I'm side-by-side with Bob, and we're consistently bumping into each other. I notice a car pull up within inches behind me. "Uh oh," I think. He's driving a Ford Focus, a considerably quicker car. I slam on the brakes and he careens into the back of my rental Aveo. Confused and flustered, the man behind stutters and has second thoughts about partaking in the race we were in. While he dithered, I went on after Bob, followed closely by two other team members.
As we approach the final couple of turns, I've reeled in Bob and pulled along a pair of cars to join the battle for rental-car supremacy. I know I need to be smarter than my compatriots, so at the penultimate turn I wait, biding my time. The impatient man behind (in our fictional world named Harry Junior) launches down the inside but doesn't see the curb sticking out and smashes into it, causing his plastic hubcap to shatter into a million shards. I keep to his outside, as he keeps it floored.
Coming into the final bend I go to the inside, but Harry is blocking my way, so I brake as late as I can and try to use the old, "Days of Thunder" technique — driving right around the outside. The two inside of me make contact and for a brief second I think I'm clear. Then, the two cars intertwine and drill me on the right rear, sending us all into a three-way spin towards the entrance of the track.
Once we come to rest, we all pause, looking at our smoking rental cars in disbelief. How did it get this far out of control? The lady at the gate is also looking shocked as we roll on forward and present our hard cards to enter the facility. "Morning boys. Having fun?" she says with a wry smile. My steering wheel is out of sync by about 40 degrees and the right side of the car is destroyed. My buddies' cars are in similar disrepair.
In retrospect, I had more fun that morning than I did in the real race that afternoon. It says a lot that I can have more enjoyment driving a 110-hp rental car than a full-on racecar. After all, nothing is more fun than punishing someone else's car.
(Disclaimer: Professional idiots on an empty road, in cars incapable of going above 30-mph. Please do not try this yourself! Oh, and my buddy in the ditch ended up not dead.

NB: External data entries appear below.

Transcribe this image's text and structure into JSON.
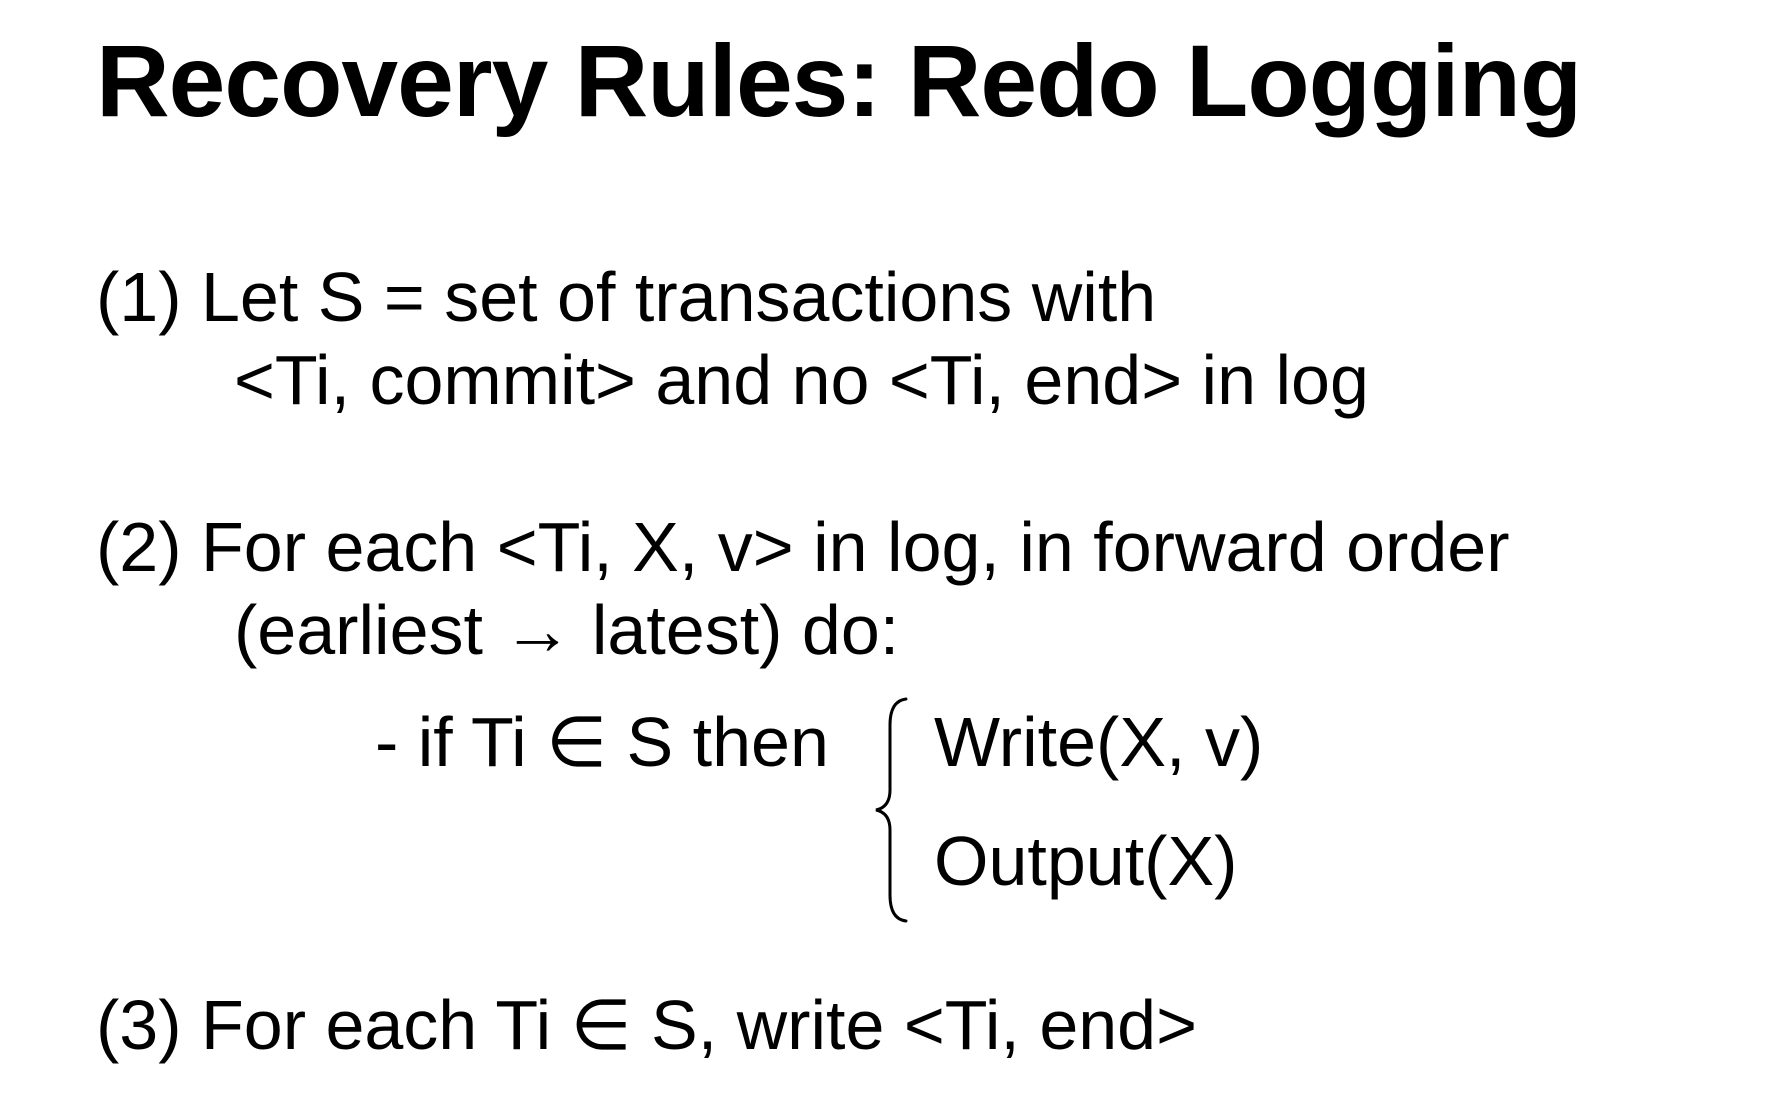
{
  "slide": {
    "title": "Recovery Rules: Redo Logging",
    "rule1": {
      "line1": "(1) Let S = set of transactions with",
      "line2": "<Ti, commit> and no <Ti, end> in log"
    },
    "rule2": {
      "line1": "(2) For each <Ti, X, v> in log, in forward order",
      "line2": "(earliest → latest) do:",
      "condition": "- if Ti ∈ S then",
      "actions": [
        "Write(X, v)",
        "Output(X)"
      ]
    },
    "rule3": {
      "line1": "(3) For each Ti ∈ S, write <Ti, end>"
    }
  }
}
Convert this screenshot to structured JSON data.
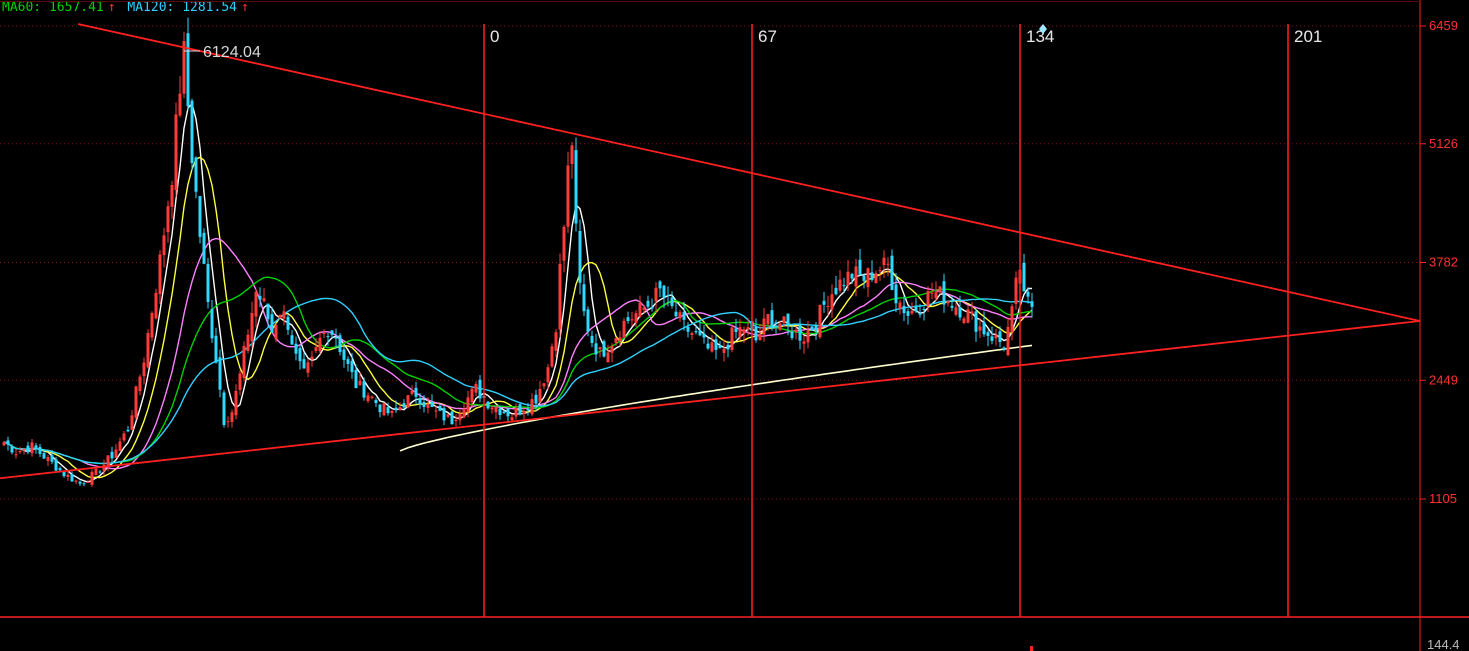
{
  "legend": {
    "ma60_label": "MA60: 1657.41",
    "ma60_arrow": "↑",
    "ma60_color": "#00d000",
    "ma120_label": "MA120: 1281.54",
    "ma120_arrow": "↑",
    "ma120_color": "#30d0ff",
    "arrow_color": "#ff3030"
  },
  "chart_data": {
    "type": "candlestick",
    "y_ticks": [
      6459,
      5126,
      3782,
      2449,
      1105
    ],
    "y_bottom_label": "144.4",
    "ylim": [
      106,
      6530
    ],
    "cycle_markers": [
      {
        "label": "0",
        "bar": 0
      },
      {
        "label": "67",
        "bar": 67
      },
      {
        "label": "134",
        "bar": 134
      },
      {
        "label": "201",
        "bar": 201
      }
    ],
    "peak_annotation": "6124.04",
    "price_path": [
      [
        -120,
        1750
      ],
      [
        -117,
        1640
      ],
      [
        -113,
        1700
      ],
      [
        -109,
        1550
      ],
      [
        -105,
        1390
      ],
      [
        -101,
        1280
      ],
      [
        -97,
        1400
      ],
      [
        -93,
        1600
      ],
      [
        -89,
        1900
      ],
      [
        -85,
        2700
      ],
      [
        -81,
        3800
      ],
      [
        -78,
        4800
      ],
      [
        -76,
        5800
      ],
      [
        -75,
        6124
      ],
      [
        -73,
        5000
      ],
      [
        -71,
        4100
      ],
      [
        -69,
        3300
      ],
      [
        -67,
        2700
      ],
      [
        -65,
        2000
      ],
      [
        -63,
        2100
      ],
      [
        -61,
        2500
      ],
      [
        -59,
        3000
      ],
      [
        -57,
        3450
      ],
      [
        -55,
        3300
      ],
      [
        -53,
        3000
      ],
      [
        -51,
        3250
      ],
      [
        -49,
        3100
      ],
      [
        -47,
        2700
      ],
      [
        -45,
        2500
      ],
      [
        -43,
        2650
      ],
      [
        -41,
        2900
      ],
      [
        -39,
        3050
      ],
      [
        -37,
        2950
      ],
      [
        -35,
        2700
      ],
      [
        -32,
        2400
      ],
      [
        -29,
        2300
      ],
      [
        -26,
        2150
      ],
      [
        -23,
        2050
      ],
      [
        -20,
        2200
      ],
      [
        -17,
        2300
      ],
      [
        -14,
        2150
      ],
      [
        -11,
        2050
      ],
      [
        -8,
        2000
      ],
      [
        -5,
        2200
      ],
      [
        -2,
        2350
      ],
      [
        1,
        2200
      ],
      [
        4,
        2120
      ],
      [
        7,
        2060
      ],
      [
        10,
        2150
      ],
      [
        13,
        2250
      ],
      [
        16,
        2600
      ],
      [
        18,
        3100
      ],
      [
        19,
        3700
      ],
      [
        20,
        4200
      ],
      [
        21,
        4800
      ],
      [
        22,
        5166
      ],
      [
        23,
        4100
      ],
      [
        24,
        3500
      ],
      [
        25,
        3200
      ],
      [
        27,
        2900
      ],
      [
        29,
        2750
      ],
      [
        32,
        2900
      ],
      [
        35,
        3100
      ],
      [
        38,
        3200
      ],
      [
        41,
        3300
      ],
      [
        44,
        3450
      ],
      [
        47,
        3250
      ],
      [
        50,
        3050
      ],
      [
        53,
        2950
      ],
      [
        56,
        2800
      ],
      [
        59,
        2750
      ],
      [
        62,
        2950
      ],
      [
        65,
        3050
      ],
      [
        68,
        2900
      ],
      [
        71,
        3150
      ],
      [
        74,
        3100
      ],
      [
        77,
        3000
      ],
      [
        80,
        2950
      ],
      [
        83,
        3100
      ],
      [
        86,
        3400
      ],
      [
        89,
        3550
      ],
      [
        92,
        3650
      ],
      [
        95,
        3600
      ],
      [
        98,
        3700
      ],
      [
        101,
        3750
      ],
      [
        103,
        3400
      ],
      [
        106,
        3200
      ],
      [
        109,
        3300
      ],
      [
        112,
        3450
      ],
      [
        115,
        3400
      ],
      [
        118,
        3300
      ],
      [
        121,
        3200
      ],
      [
        124,
        3050
      ],
      [
        127,
        2950
      ],
      [
        130,
        2850
      ],
      [
        132,
        3200
      ],
      [
        133,
        3500
      ],
      [
        134,
        3730
      ],
      [
        135,
        3350
      ],
      [
        137,
        3300
      ]
    ],
    "trendlines": {
      "upper": [
        [
          -101,
          6480
        ],
        [
          234,
          3120
        ]
      ],
      "lower": [
        [
          -120,
          1340
        ],
        [
          234,
          3120
        ]
      ],
      "support": [
        [
          -21,
          1650
        ],
        [
          138,
          2850
        ]
      ]
    }
  }
}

He is living a long and healthy life in Indiana, reading this saying, "Lloydy, you bastard!")
About the author: @Alex_Lloyd began racing in the U.S. in 2006. He won the Indy Lights championship in 2007. He's competed in the Daytona 24-hour twice and the Indianapolis 500 four times — placing fourth in 2010. The native of MADchester, UK began racing karts at age 8, open-wheel race cars at 16 and finished second to Formula One World Champion - and close friend - Lewis Hamilton, in the 2003 British Formula Renault Championship, followed by a stint representing Great Britain in A1GP and winning races in Formula 3000. He lives in Indianapolis with his wife Samantha (also from England) and three young "Hoosier" children. He also enjoys racing in triathlons and is rather partial to good old English cup of tea. But not crumpets.
Photo Credit: Getty Images, Anthony Kolesov